With the aim of addressing the problem of plastic pollution in a coordinated and global manner, eight Latin American countries have come together to jointly develop the Marine Litter Action Plan for the Northeast Pacific 2022-2026, through an effective and sustainable proposal in the time.

The countries that make up the initiative are: Mexico, Guatemala, El Salvador, Honduras, Nicaragua, Costa Rica, Panama and Colombia.

As a consequence of a global industry that is increasingly harmful to the environment, the oceans disused plastics have become huge deposits of plastic waste. According to the United Nations Environment Program (UNEP), 80% of marine litter comes from land-based sources, mainly from plastics associated with food and beverage packaging.

The production and design of products with a high content of unnecessary or single-use plastic, accelerated consumption and inefficient waste management are some of the causes of this plastic epidemic, which produces negative impacts on ecosystems, economies and human well-being.

What does it consist of

The plan, elaborated jointly by representatives of the pertinent national authorities of the eight countries of this subregion, with the support of the UN agency, as part of the work of the Global Alliance on Marine Debris, and the MarViva Foundation, analyzes the current situation of marine litter in the region, identifies the gaps and opportunities for improvement and generates recommendations regarding the prevention, reduction and proper management of marine litter.

Global situation of marine litter:

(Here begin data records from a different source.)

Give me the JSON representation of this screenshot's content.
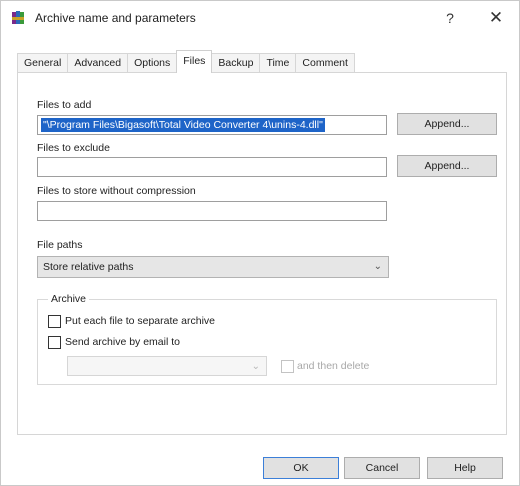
{
  "window": {
    "title": "Archive name and parameters",
    "help_glyph": "?",
    "close_glyph": "✕"
  },
  "tabs": [
    {
      "label": "General",
      "active": false
    },
    {
      "label": "Advanced",
      "active": false
    },
    {
      "label": "Options",
      "active": false
    },
    {
      "label": "Files",
      "active": true
    },
    {
      "label": "Backup",
      "active": false
    },
    {
      "label": "Time",
      "active": false
    },
    {
      "label": "Comment",
      "active": false
    }
  ],
  "files_to_add": {
    "label": "Files to add",
    "value": "\"\\Program Files\\Bigasoft\\Total Video Converter 4\\unins-4.dll\"",
    "append_label": "Append..."
  },
  "files_to_exclude": {
    "label": "Files to exclude",
    "value": "",
    "append_label": "Append..."
  },
  "files_no_compression": {
    "label": "Files to store without compression",
    "value": ""
  },
  "file_paths": {
    "label": "File paths",
    "selected": "Store relative paths"
  },
  "archive_group": {
    "title": "Archive",
    "separate_archive_label": "Put each file to separate archive",
    "separate_archive_checked": false,
    "send_email_label": "Send archive by email to",
    "send_email_checked": false,
    "email_value": "",
    "then_delete_label": "and then delete",
    "then_delete_checked": false
  },
  "buttons": {
    "ok": "OK",
    "cancel": "Cancel",
    "help": "Help"
  },
  "icons": {
    "app": "winrar-books-icon",
    "dropdown": "chevron-down-icon"
  }
}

• 15% of marine litter floats on the sea surface, another 15% is located in the water column and 70% remains on the seabed
• 80% of marine litter comes from land sources, mainly from plastics associated with food and beverage packaging.
• Plastics are the largest, most harmful and persistent fraction of marine litter, representing at least 85% of the total. Single-use plastic, in turn, can constitute up to 70% of the material found in the seas
• By 2050 there will be more plastic in the sea than fish
• Microplastics of secondary origin are plastic particles less than 5 mm in diameter, found in the environment as a result of the degradation of larger plastics. Other microplastics, of primary origin, are released directly into the environment after being intentionally added to certain products, such as cosmetics or textiles.
• If the current situation continues, by 2025 it is forecast that 1,303,186 tons of plastic will be present in the marine spaces of the Northeast Pacific region